> _Work to complete_:
One number is all that is asked for: the number of lines below that hold the string "editor".

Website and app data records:
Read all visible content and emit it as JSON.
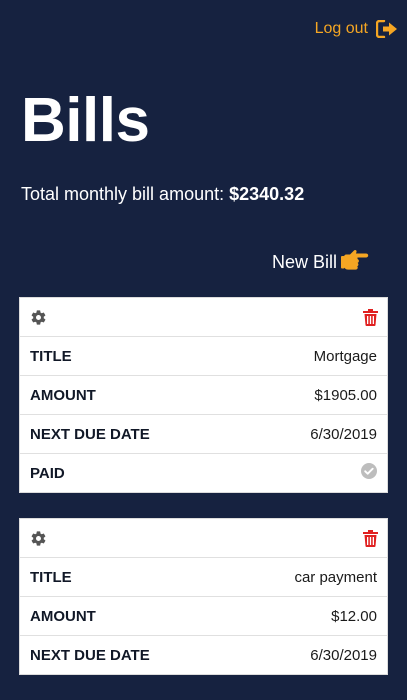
{
  "header": {
    "logout_label": "Log out",
    "logout_icon": "sign-out-icon"
  },
  "page": {
    "title": "Bills",
    "total_label": "Total monthly bill amount:",
    "total_value": "$2340.32",
    "new_bill_label": "New Bill",
    "new_bill_icon": "hand-pointing-right-icon"
  },
  "colors": {
    "background": "#162240",
    "accent": "#f5a623",
    "delete": "#e02020",
    "gear": "#555555",
    "check": "#bdbdbd"
  },
  "bills": [
    {
      "rows": [
        {
          "label": "Title",
          "value": "Mortgage"
        },
        {
          "label": "Amount",
          "value": "$1905.00"
        },
        {
          "label": "Next due date",
          "value": "6/30/2019"
        },
        {
          "label": "Paid",
          "value": "",
          "icon": "check-circle-icon"
        }
      ]
    },
    {
      "rows": [
        {
          "label": "Title",
          "value": "car payment"
        },
        {
          "label": "Amount",
          "value": "$12.00"
        },
        {
          "label": "Next due date",
          "value": "6/30/2019"
        }
      ]
    }
  ]
}
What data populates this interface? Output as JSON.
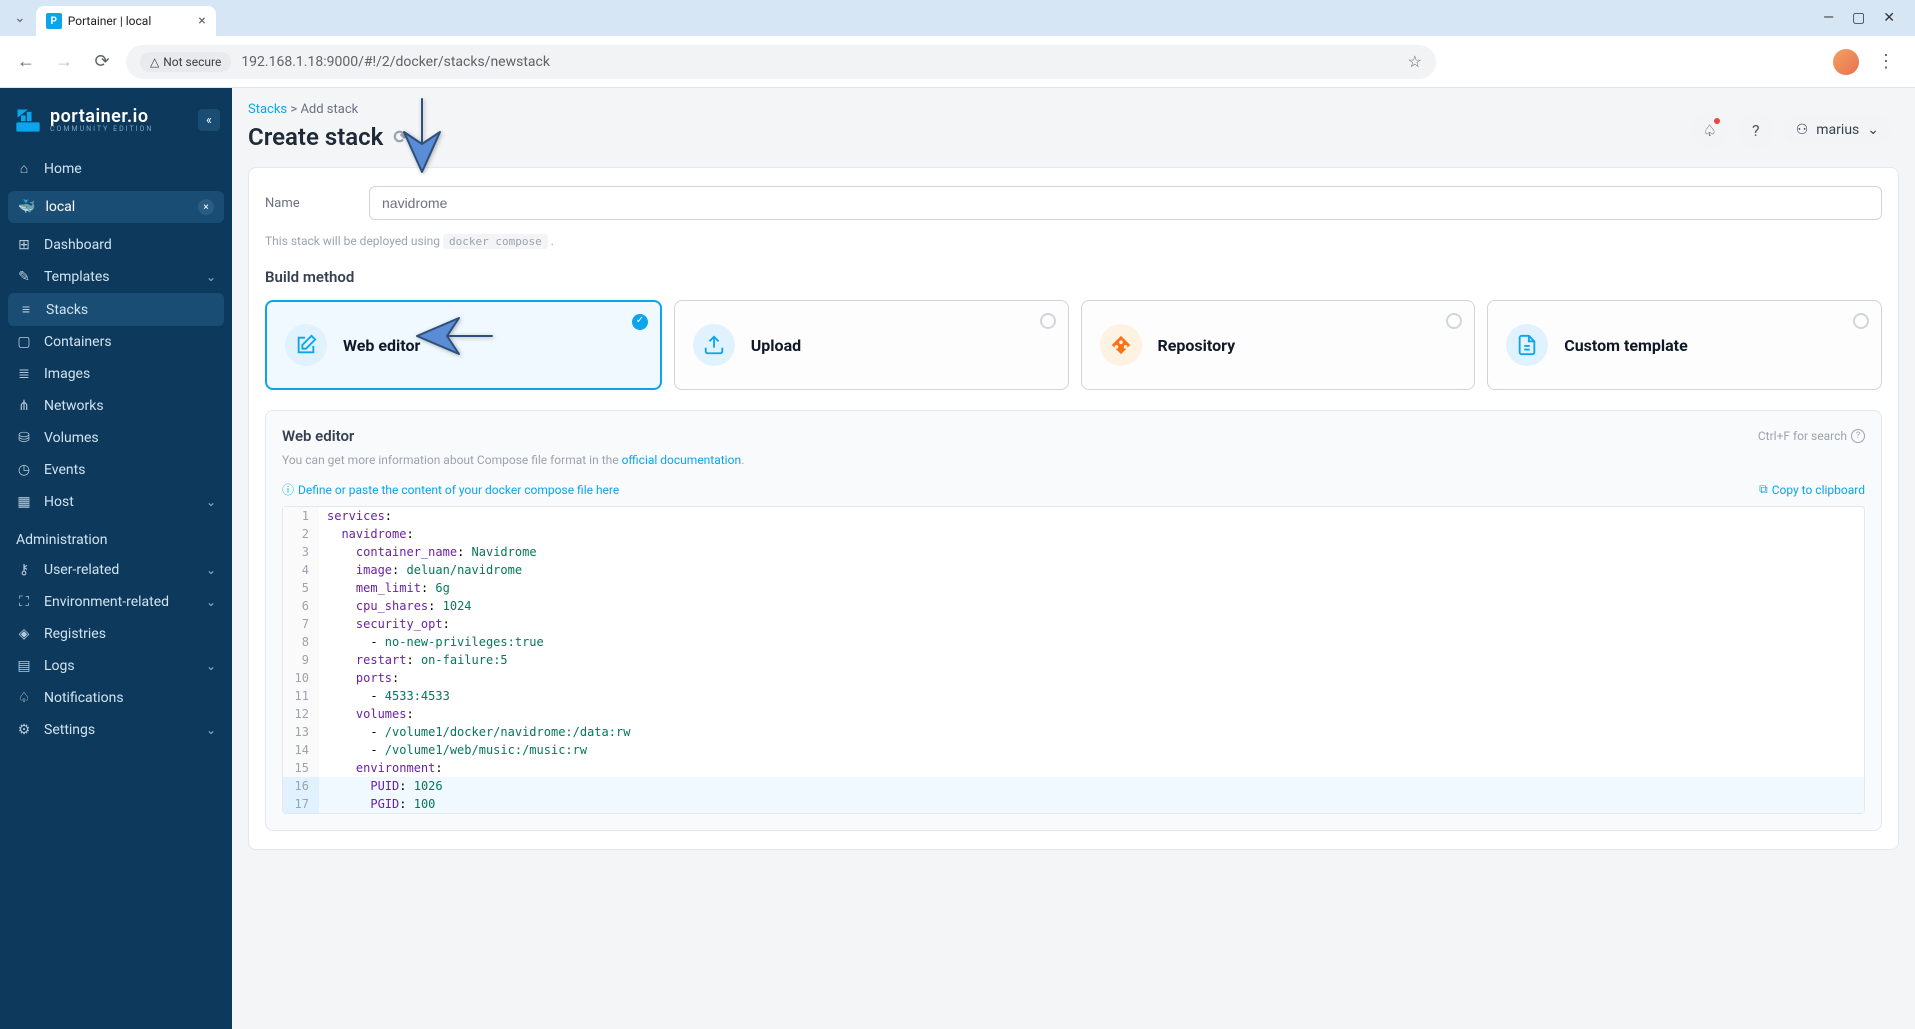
{
  "browser": {
    "tab_title": "Portainer | local",
    "url": "192.168.1.18:9000/#!/2/docker/stacks/newstack",
    "security_label": "Not secure"
  },
  "logo": {
    "name": "portainer.io",
    "edition": "COMMUNITY EDITION"
  },
  "sidebar": {
    "home": "Home",
    "env": "local",
    "items": [
      {
        "icon": "⊞",
        "label": "Dashboard"
      },
      {
        "icon": "✎",
        "label": "Templates",
        "chevron": true
      },
      {
        "icon": "≡",
        "label": "Stacks",
        "active": true
      },
      {
        "icon": "▢",
        "label": "Containers"
      },
      {
        "icon": "≣",
        "label": "Images"
      },
      {
        "icon": "⋔",
        "label": "Networks"
      },
      {
        "icon": "⛁",
        "label": "Volumes"
      },
      {
        "icon": "◷",
        "label": "Events"
      },
      {
        "icon": "▦",
        "label": "Host",
        "chevron": true
      }
    ],
    "admin_label": "Administration",
    "admin_items": [
      {
        "icon": "⚷",
        "label": "User-related",
        "chevron": true
      },
      {
        "icon": "⛶",
        "label": "Environment-related",
        "chevron": true
      },
      {
        "icon": "◈",
        "label": "Registries"
      },
      {
        "icon": "▤",
        "label": "Logs",
        "chevron": true
      },
      {
        "icon": "♤",
        "label": "Notifications"
      },
      {
        "icon": "⚙",
        "label": "Settings",
        "chevron": true
      }
    ]
  },
  "breadcrumb": {
    "stacks": "Stacks",
    "sep": ">",
    "add": "Add stack"
  },
  "page_title": "Create stack",
  "user": "marius",
  "form": {
    "name_label": "Name",
    "name_value": "navidrome",
    "deploy_hint_pre": "This stack will be deployed using ",
    "deploy_hint_code": "docker compose",
    "deploy_hint_post": " ."
  },
  "build_method_label": "Build method",
  "tiles": {
    "web_editor": "Web editor",
    "upload": "Upload",
    "repository": "Repository",
    "custom_template": "Custom template"
  },
  "editor": {
    "title": "Web editor",
    "search_hint": "Ctrl+F for search",
    "info_pre": "You can get more information about Compose file format in the ",
    "info_link": "official documentation",
    "info_post": ".",
    "define_hint": "Define or paste the content of your docker compose file here",
    "copy_label": "Copy to clipboard"
  },
  "code": [
    {
      "n": 1,
      "text": "services:",
      "cls": ""
    },
    {
      "n": 2,
      "text": "  navidrome:",
      "cls": ""
    },
    {
      "n": 3,
      "text": "    container_name: Navidrome",
      "cls": ""
    },
    {
      "n": 4,
      "text": "    image: deluan/navidrome",
      "cls": ""
    },
    {
      "n": 5,
      "text": "    mem_limit: 6g",
      "cls": ""
    },
    {
      "n": 6,
      "text": "    cpu_shares: 1024",
      "cls": ""
    },
    {
      "n": 7,
      "text": "    security_opt:",
      "cls": ""
    },
    {
      "n": 8,
      "text": "      - no-new-privileges:true",
      "cls": ""
    },
    {
      "n": 9,
      "text": "    restart: on-failure:5",
      "cls": ""
    },
    {
      "n": 10,
      "text": "    ports:",
      "cls": ""
    },
    {
      "n": 11,
      "text": "      - 4533:4533",
      "cls": ""
    },
    {
      "n": 12,
      "text": "    volumes:",
      "cls": ""
    },
    {
      "n": 13,
      "text": "      - /volume1/docker/navidrome:/data:rw",
      "cls": ""
    },
    {
      "n": 14,
      "text": "      - /volume1/web/music:/music:rw",
      "cls": ""
    },
    {
      "n": 15,
      "text": "    environment:",
      "cls": ""
    },
    {
      "n": 16,
      "text": "      PUID: 1026",
      "cls": "hl"
    },
    {
      "n": 17,
      "text": "      PGID: 100",
      "cls": "hl"
    }
  ]
}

> _Result of this exercise_:
3